Lodge Kerrigan
Ann Ruark
Lodge Kerrigan
Director of Photography
Teodoro Maniaci
Kristina Boden
Production Designer
Sharon Lomofsky
Ahrin Mishan
Simon Fisher Turner
©MK2 Productions/
Serene Films, Inc.
Production Companies
Marin Karmitz presents a MK2/Serene production
Production Co-ordinator
Libby Richman
Production Manager
Blair Breard
Location Co-ordinator
Christine Welker
Assistant Directors
John Tyson
Chip Signore
Chris Savage
Script Supervisor
Jessica Lichtner
Avy Kaufman
Julie Lichter
Set Decorator
Susan Ogu
Costume Designer
Laura Jean Shannon
Wardrobe Supervisor
Pamela Kezal
Jorge Nelson
Title Design
Alison Andoos Moving Images
Title Opticals
The Effects House
Optical Effects
Moving Images
Easy Listening Songs
James Bauer
Dave Eggar0
Ahrin Mishan
Matt Sullivan
Music Editor
Daniel Evans Farkas
Music Mixer
Tony Volante
Music Mix Technician
Evan Benjamin
Music Recording Engineer
Peter Robbins
"I'll Never Be the Same" by Gus Kahn, Matty Malneck, Frank Signorelli, performed by Coleman Hawkins (tenor sax), Ernie Royal (trumpet), Eddie Bert (trombone), Joe 'Earl' Knight (piano), Sidney Gross (guitar), Wendell Marshall (bass), Osie Johnson (drums); "A Hundred Years from Today" by Victor Young, Joseph Young, Ned Washington, performed by Jack Teagarden (trombone), Rudy Braff (trumpet), Lucky Thompson (tenor sax), Sol Yaged (clarinet), Sidney Gross (guitar), Kenny Kersey (piano), Milt Hinton (bass), Denzil Best (drums); "Don't Say Nothing at All" by Dinah Washington, Juanita Hill, performed by Dinah Washington; "The Inevitable" by Ari Roland, performed by Ari Roland (bass), Sacha Perry (piano), Chris Byars (tenor sax), Jimmy Lovelace (drums)
Production Sound
Peter Schneider
Kelly Neese
Re-recording Mixer
Skip Lievsay
Supervising Sound Editor
Tom Paul
Marko Costanzo
Clete Ritta
Chris Todd
Stunt Co-ordinators
Blaise Corrigan
Douglas Crosby
Cat Wrangler
Dawn Animal Agency
Katrin Cartlidge
Claire Dolan
Vincent D'Onofrio
Elton Garrett
Colm Meaney
Roland Cain
John Doman
Cain's friend
Maryann Plunkett
Mary Egan
Miranda Stuart Rhyne
Angela, Elton's daughter
Kate Skinner
Madeleine Garrett
David Little
man in Chicago café
Lola Pashalinski
salon client 2
Jim Frangione
man in bar
Ed Hodson
Tom Gilroy

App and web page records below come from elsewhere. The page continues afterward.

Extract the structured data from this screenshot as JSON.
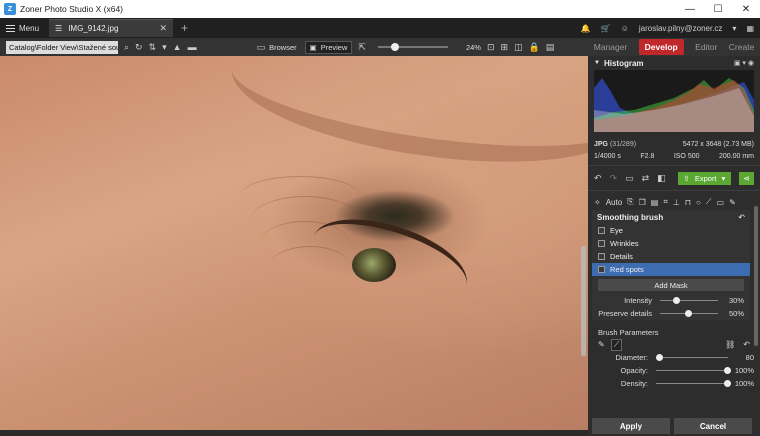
{
  "window": {
    "title": "Zoner Photo Studio X (x64)",
    "minimize": "—",
    "maximize": "☐",
    "close": "✕"
  },
  "tabbar": {
    "menu_label": "Menu",
    "doc_tab": "IMG_9142.jpg",
    "user": "jaroslav.pilny@zoner.cz"
  },
  "toolbar": {
    "path": "Catalog\\Folder View\\Stažené soubo",
    "browser_label": "Browser",
    "preview_label": "Preview",
    "zoom": "24%",
    "zoom_level": 0.24
  },
  "modules": {
    "manager": "Manager",
    "develop": "Develop",
    "editor": "Editor",
    "create": "Create"
  },
  "histogram": {
    "title": "Histogram",
    "format": "JPG",
    "index": "(31/289)",
    "dimensions": "5472 x 3648 (2.73 MB)",
    "shutter": "1/4000 s",
    "aperture": "F2.8",
    "iso": "ISO 500",
    "focal": "200.00 mm"
  },
  "actions": {
    "export_label": "Export"
  },
  "tools": {
    "auto_label": "Auto"
  },
  "smoothing": {
    "title": "Smoothing brush",
    "masks": [
      {
        "label": "Eye",
        "selected": false
      },
      {
        "label": "Wrinkles",
        "selected": false
      },
      {
        "label": "Details",
        "selected": false
      },
      {
        "label": "Red spots",
        "selected": true
      }
    ],
    "add_mask": "Add Mask",
    "intensity": {
      "label": "Intensity",
      "value": "30%",
      "level": 0.3
    },
    "preserve": {
      "label": "Preserve details",
      "value": "50%",
      "level": 0.5
    }
  },
  "brush": {
    "title": "Brush Parameters",
    "diameter": {
      "label": "Diameter:",
      "value": "80",
      "level": 0.05
    },
    "opacity": {
      "label": "Opacity:",
      "value": "100%",
      "level": 1.0
    },
    "density": {
      "label": "Density:",
      "value": "100%",
      "level": 1.0
    }
  },
  "footer": {
    "apply": "Apply",
    "cancel": "Cancel"
  },
  "colors": {
    "accent_red": "#c0282b",
    "export_green": "#5aa832",
    "selection_blue": "#3d6db0"
  }
}
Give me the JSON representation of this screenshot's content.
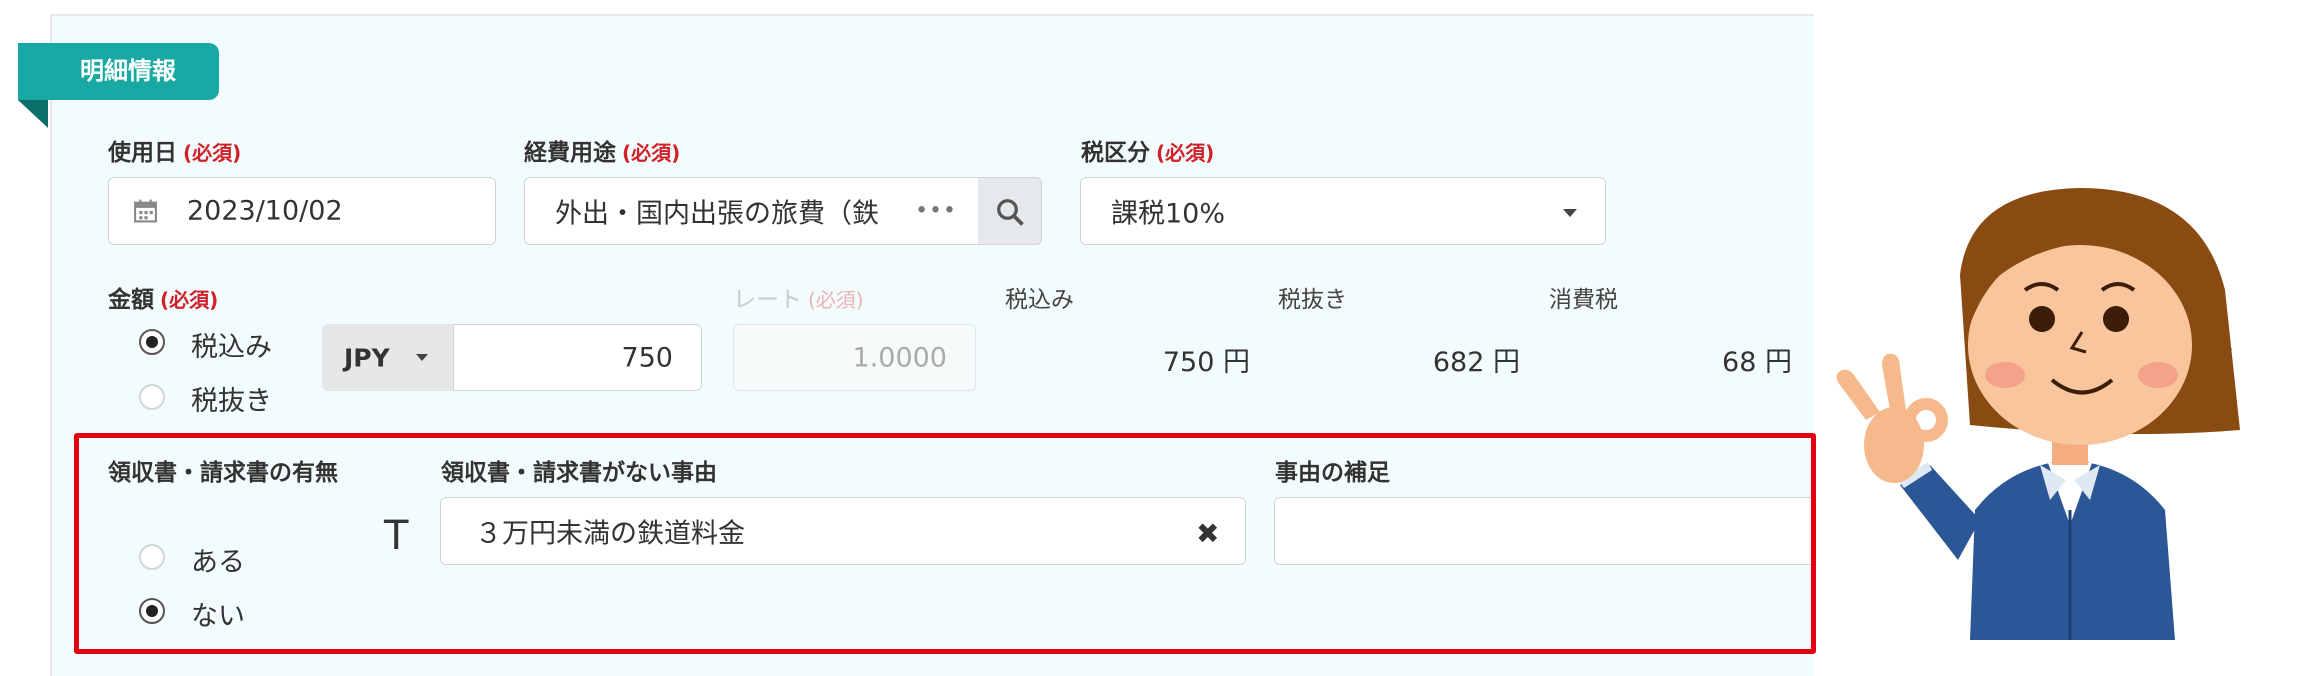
{
  "section": {
    "title": "明細情報"
  },
  "fields": {
    "date": {
      "label": "使用日",
      "required": "(必須)",
      "value": "2023/10/02"
    },
    "purpose": {
      "label": "経費用途",
      "required": "(必須)",
      "value": "外出・国内出張の旅費（鉄"
    },
    "tax_category": {
      "label": "税区分",
      "required": "(必須)",
      "value": "課税10%"
    },
    "amount": {
      "label": "金額",
      "required": "(必須)",
      "options": [
        "税込み",
        "税抜き"
      ],
      "selected": "税込み",
      "currency": "JPY",
      "value": "750"
    },
    "rate": {
      "label": "レート",
      "required": "(必須)",
      "value": "1.0000"
    },
    "summary": {
      "tax_included": {
        "label": "税込み",
        "value": "750",
        "unit": "円"
      },
      "tax_excluded": {
        "label": "税抜き",
        "value": "682",
        "unit": "円"
      },
      "consumption_tax": {
        "label": "消費税",
        "value": "68",
        "unit": "円"
      }
    },
    "receipt": {
      "label": "領収書・請求書の有無",
      "options": [
        "ある",
        "ない"
      ],
      "selected": "ない"
    },
    "no_receipt_reason": {
      "label": "領収書・請求書がない事由",
      "value": "３万円未満の鉄道料金"
    },
    "reason_note": {
      "label": "事由の補足",
      "value": ""
    }
  },
  "colors": {
    "accent": "#19a9a4",
    "highlight": "#e3000f",
    "required": "#d0202a"
  }
}
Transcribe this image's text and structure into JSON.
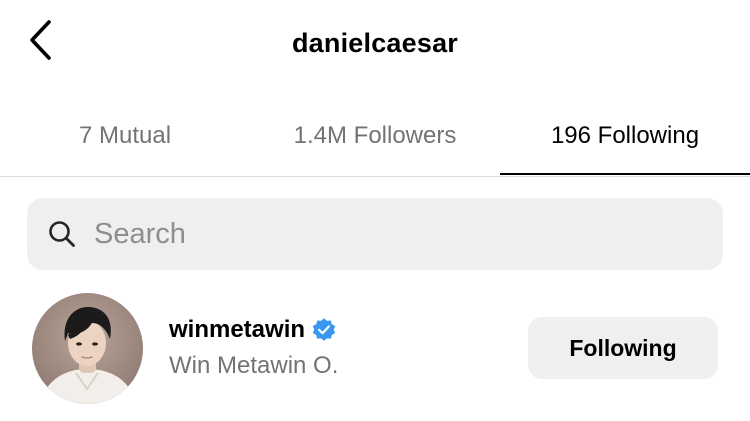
{
  "header": {
    "back_icon": "chevron-left-icon",
    "title": "danielcaesar"
  },
  "tabs": [
    {
      "label": "7 Mutual",
      "active": false
    },
    {
      "label": "1.4M Followers",
      "active": false
    },
    {
      "label": "196 Following",
      "active": true
    }
  ],
  "search": {
    "icon": "search-icon",
    "placeholder": "Search",
    "value": ""
  },
  "users": [
    {
      "username": "winmetawin",
      "verified": true,
      "full_name": "Win Metawin O.",
      "button_label": "Following"
    }
  ],
  "colors": {
    "accent_verified": "#3897f0",
    "secondary_text": "#737373",
    "button_bg": "#efefef",
    "search_bg": "#efefef"
  }
}
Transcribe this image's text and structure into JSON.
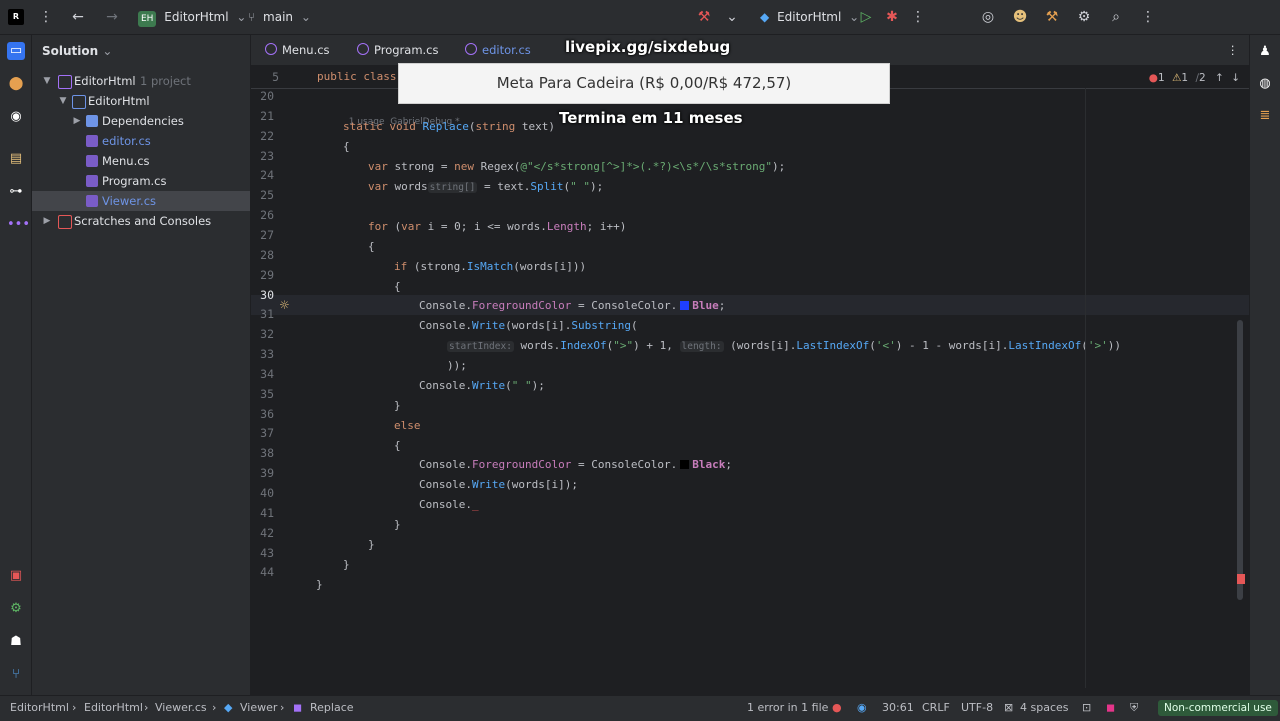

$1000 trick
John Ventimiglia
Newark cab driver
Patrick Husted
Muriel Maida
Claire's mum
Lizabeth Mackay
Svetlana Jovanivich
Madison Arnold
Brenda Thomas Denmark
woman at book stand
Sean Powers
driver's friend
Sally Stark
waitress at Newark diner
Sarah Rose Hendrickson
Siobhan, Mary's daughter
Candy Buckley
salon client 1
Babo Harrison
salon owner
Marian Quinn
woman in park
Missy Yager
Henry Morales-Ballet
Gary Warner
Alan Davidson
man in diner
Dominic Marcus
Newark cab driver
Adrianna Sevan
woman at cab stand
Michael Laurence
Elton's fare
Blaise Corrigan
Mark Zimmerman
Jonathan Smit
Joan Buddenhagen
Bruce MacVittie
not submitted
8,550 feet
95 minutes
Colour by
DuArt Film and Video
Last Updated: 20 Dec 2011